Peach baked oatmeal recipe.
Image by Michelle Nash


Glypho—what? Glyphosate is a weed killer. It’s used in herbicides and pesticides which are sprayed on crops, i.e., wheat. Nevertheless, glyphosate gets into the food you eat, and it can’t be washed off. Unfortunately, it’s tied to a slew of gut issues. See here for a list of the top glyphosate offenders (the Dirty Dozen is a helpful list, too).

When possible, buy organic, sprouted wheat. While you won’t see glyphosate on an ingredient list, keep an eye out for “glyphosate-free” on food packages. Love overnight oats? If you’re looking for clean oats, One Degree Organics doesn’t source grains with glyphosate!

Guar Gum

Have you heard of guar gum? Guar gum is derived from the guar bean, which grows primarily in India and Pakistan. They look similar to green beans. Unfortunately, even small amounts of guar gum can cause unpleasant symptoms in those with sensitive digestive systems. Some people see an improvement in gut issues after removing guar gum from their diet. If you have gut issues, like SIBO or IBS, consider removing guar gums from your diet. Guar gum is used as a thickener, emulsifier, stabilizer, and blending agent. You’ll find it in many processed and packaged foods—oat milk, coconut yogurt, breakfast cereals, ice cream, and more.

Salads and olive oil.
Image by Michelle Nash

Inflammatory Oils

Foods high in industrialized omega-6s promote inflammation. Your common cooking oils, such as vegetable and canola oil, are very high in omega-6 fatty acids and low in omega-3 fats. We need both types of omega fatty acids, but our standard American diet fosters an unbalanced omega ratio, thanks to an abundance of industrial seed oils. Consistent use of vegetable oils can promote chronic inflammation (across the body), leading to gut issues, inflammatory diseases, and more. Try to limit your consumption of canola oil, safflower oil, cottonseed oil, sunflower oil, and grape seed oil. These are found in chips and fried foods, along with oat milk.

Natural Flavors

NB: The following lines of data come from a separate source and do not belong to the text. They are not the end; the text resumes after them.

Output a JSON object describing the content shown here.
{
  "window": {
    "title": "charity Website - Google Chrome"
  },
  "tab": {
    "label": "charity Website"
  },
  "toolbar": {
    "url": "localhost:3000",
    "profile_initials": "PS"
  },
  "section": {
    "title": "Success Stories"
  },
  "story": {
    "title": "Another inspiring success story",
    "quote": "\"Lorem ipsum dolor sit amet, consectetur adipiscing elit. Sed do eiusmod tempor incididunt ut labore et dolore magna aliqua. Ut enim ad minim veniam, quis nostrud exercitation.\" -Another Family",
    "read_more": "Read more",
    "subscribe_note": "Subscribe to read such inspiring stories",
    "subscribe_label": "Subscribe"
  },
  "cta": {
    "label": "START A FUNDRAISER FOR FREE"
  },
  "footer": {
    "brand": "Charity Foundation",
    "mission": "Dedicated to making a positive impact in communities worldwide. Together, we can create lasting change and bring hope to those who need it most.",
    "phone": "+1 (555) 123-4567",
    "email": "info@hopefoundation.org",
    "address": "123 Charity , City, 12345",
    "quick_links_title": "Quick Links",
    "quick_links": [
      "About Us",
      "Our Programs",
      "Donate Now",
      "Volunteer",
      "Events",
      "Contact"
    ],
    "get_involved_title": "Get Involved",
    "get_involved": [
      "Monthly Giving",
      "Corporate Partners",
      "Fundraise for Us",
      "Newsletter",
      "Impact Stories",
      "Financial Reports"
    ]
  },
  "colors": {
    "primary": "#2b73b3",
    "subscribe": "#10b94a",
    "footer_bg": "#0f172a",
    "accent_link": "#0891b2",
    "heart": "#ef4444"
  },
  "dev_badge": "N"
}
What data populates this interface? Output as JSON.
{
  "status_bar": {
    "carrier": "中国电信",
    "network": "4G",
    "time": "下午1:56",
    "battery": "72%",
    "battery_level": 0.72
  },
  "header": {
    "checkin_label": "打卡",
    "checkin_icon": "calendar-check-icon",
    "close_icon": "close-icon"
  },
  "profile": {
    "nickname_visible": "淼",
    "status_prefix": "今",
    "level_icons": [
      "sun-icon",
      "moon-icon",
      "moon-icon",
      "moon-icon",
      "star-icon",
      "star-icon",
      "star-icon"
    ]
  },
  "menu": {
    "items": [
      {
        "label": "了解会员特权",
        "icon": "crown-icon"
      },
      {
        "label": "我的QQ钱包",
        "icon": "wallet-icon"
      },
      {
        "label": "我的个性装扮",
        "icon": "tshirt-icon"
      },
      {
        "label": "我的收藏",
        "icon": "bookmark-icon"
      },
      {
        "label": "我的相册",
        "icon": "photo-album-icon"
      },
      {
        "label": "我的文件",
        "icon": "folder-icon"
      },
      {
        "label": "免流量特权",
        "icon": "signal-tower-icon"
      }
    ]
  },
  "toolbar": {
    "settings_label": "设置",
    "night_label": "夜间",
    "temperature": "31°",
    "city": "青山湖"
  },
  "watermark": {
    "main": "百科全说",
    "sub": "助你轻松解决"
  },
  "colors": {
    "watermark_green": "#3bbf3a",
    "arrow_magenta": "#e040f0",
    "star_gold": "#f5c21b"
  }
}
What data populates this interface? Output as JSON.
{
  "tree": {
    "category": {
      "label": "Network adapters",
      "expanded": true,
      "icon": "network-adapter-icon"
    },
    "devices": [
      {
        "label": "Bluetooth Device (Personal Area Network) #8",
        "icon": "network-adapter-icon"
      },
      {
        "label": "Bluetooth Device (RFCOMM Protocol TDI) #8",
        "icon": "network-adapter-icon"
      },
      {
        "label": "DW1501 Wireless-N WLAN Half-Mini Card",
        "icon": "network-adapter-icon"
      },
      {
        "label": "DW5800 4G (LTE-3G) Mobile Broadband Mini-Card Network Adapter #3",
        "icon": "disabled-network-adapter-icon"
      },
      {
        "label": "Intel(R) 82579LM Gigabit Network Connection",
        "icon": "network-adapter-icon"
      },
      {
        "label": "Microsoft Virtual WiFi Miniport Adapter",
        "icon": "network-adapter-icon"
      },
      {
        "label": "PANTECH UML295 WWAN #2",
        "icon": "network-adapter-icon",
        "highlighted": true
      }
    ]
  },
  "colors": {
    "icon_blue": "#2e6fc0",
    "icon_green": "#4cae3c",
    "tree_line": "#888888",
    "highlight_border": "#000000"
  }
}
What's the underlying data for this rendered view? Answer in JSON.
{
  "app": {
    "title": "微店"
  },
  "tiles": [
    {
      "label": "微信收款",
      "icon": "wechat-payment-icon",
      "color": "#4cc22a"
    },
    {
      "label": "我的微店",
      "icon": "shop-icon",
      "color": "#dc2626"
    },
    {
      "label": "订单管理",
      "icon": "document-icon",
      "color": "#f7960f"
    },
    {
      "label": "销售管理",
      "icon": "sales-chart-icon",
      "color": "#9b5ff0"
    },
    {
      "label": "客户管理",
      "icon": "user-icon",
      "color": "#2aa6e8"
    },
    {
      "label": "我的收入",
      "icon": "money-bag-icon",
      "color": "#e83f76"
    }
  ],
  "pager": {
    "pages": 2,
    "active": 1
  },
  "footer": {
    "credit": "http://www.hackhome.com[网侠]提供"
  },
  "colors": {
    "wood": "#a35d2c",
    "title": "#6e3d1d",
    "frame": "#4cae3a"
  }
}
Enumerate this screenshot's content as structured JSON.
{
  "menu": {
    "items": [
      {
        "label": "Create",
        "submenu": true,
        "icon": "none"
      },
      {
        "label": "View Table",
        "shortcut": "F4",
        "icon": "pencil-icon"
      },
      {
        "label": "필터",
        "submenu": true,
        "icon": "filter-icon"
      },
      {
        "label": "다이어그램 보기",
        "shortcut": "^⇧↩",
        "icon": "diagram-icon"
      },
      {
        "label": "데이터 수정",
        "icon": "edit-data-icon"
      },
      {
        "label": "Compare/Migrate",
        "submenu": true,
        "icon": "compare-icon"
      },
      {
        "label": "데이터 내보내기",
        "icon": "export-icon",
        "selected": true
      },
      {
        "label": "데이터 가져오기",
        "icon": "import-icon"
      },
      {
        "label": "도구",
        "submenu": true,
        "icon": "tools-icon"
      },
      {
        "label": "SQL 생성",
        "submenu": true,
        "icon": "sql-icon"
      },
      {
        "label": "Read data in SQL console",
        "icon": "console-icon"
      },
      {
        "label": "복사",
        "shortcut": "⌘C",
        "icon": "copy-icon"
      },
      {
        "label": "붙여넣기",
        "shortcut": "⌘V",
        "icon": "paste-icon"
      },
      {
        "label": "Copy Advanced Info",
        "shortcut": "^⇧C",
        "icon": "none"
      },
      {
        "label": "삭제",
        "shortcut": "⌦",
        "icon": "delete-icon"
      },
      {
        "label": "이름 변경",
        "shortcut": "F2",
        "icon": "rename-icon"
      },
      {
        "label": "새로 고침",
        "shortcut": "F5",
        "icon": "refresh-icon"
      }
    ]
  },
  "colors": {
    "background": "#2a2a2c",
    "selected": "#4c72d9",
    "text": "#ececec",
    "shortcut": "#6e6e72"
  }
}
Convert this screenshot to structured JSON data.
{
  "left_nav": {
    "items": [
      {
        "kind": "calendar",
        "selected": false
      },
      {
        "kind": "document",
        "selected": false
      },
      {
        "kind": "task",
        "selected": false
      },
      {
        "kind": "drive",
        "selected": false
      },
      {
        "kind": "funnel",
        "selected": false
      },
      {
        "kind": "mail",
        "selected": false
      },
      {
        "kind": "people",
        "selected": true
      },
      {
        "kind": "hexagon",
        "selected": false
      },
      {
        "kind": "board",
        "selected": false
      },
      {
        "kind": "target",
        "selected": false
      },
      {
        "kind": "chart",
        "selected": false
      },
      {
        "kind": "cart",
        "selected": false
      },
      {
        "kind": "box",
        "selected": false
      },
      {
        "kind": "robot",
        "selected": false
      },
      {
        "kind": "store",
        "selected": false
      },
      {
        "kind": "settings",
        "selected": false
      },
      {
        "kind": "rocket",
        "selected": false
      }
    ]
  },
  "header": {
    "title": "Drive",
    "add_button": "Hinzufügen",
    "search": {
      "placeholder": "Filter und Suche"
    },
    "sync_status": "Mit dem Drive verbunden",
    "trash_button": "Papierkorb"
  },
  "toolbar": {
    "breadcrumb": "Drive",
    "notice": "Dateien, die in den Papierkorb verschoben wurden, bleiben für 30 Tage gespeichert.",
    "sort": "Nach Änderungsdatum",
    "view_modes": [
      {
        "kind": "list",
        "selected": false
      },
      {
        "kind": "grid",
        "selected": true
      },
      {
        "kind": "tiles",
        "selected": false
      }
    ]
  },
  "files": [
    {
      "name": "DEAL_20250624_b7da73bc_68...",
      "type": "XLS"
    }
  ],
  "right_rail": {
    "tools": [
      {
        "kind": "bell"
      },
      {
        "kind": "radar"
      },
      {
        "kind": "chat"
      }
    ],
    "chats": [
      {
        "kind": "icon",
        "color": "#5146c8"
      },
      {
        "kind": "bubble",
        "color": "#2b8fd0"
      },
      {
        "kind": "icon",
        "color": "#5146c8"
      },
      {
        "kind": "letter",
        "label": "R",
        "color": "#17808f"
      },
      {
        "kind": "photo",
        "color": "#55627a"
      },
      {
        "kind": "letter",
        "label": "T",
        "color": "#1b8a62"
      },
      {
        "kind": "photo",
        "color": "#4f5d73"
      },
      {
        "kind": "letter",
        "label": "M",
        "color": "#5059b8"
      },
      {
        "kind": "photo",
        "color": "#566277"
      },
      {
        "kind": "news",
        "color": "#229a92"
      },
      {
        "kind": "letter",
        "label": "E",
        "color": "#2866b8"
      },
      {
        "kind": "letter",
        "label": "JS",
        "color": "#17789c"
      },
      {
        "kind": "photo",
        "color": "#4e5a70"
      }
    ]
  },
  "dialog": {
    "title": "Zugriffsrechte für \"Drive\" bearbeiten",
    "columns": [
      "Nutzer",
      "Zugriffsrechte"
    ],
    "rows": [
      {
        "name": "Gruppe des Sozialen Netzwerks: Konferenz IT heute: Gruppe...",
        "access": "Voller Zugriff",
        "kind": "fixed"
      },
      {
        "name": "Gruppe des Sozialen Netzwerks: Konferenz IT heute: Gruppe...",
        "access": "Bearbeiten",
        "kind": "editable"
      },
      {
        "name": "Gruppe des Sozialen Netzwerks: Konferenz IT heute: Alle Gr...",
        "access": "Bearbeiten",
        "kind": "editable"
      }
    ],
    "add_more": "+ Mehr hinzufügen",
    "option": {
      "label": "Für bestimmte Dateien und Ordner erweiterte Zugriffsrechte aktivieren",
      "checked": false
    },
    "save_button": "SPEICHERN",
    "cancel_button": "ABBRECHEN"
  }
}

It’s nearly impossible to find sparking beverages, canned cocktails, protein bars, crackers, or treats without “natural flavors.” Contrary to their name, natural flavors aren’t exactly natural. Basically, they’re flavoring agents. Food manufacturers can add natural flavors to their products to enhance the taste. Unsurprisingly, research shows that when “natural” appears on food packaging, people tend to assume the item is healthy. That’s not always the case.

Because the FDA hasn’t officially defined “natural flavors,” it can be used to describe almost any type of food. Although natural flavorings must meet safety requirements, individual reactions may occur. People who have allergies or follow special diets should be mindful of natural flavors, as they are linked to physical reactions, including gut issues.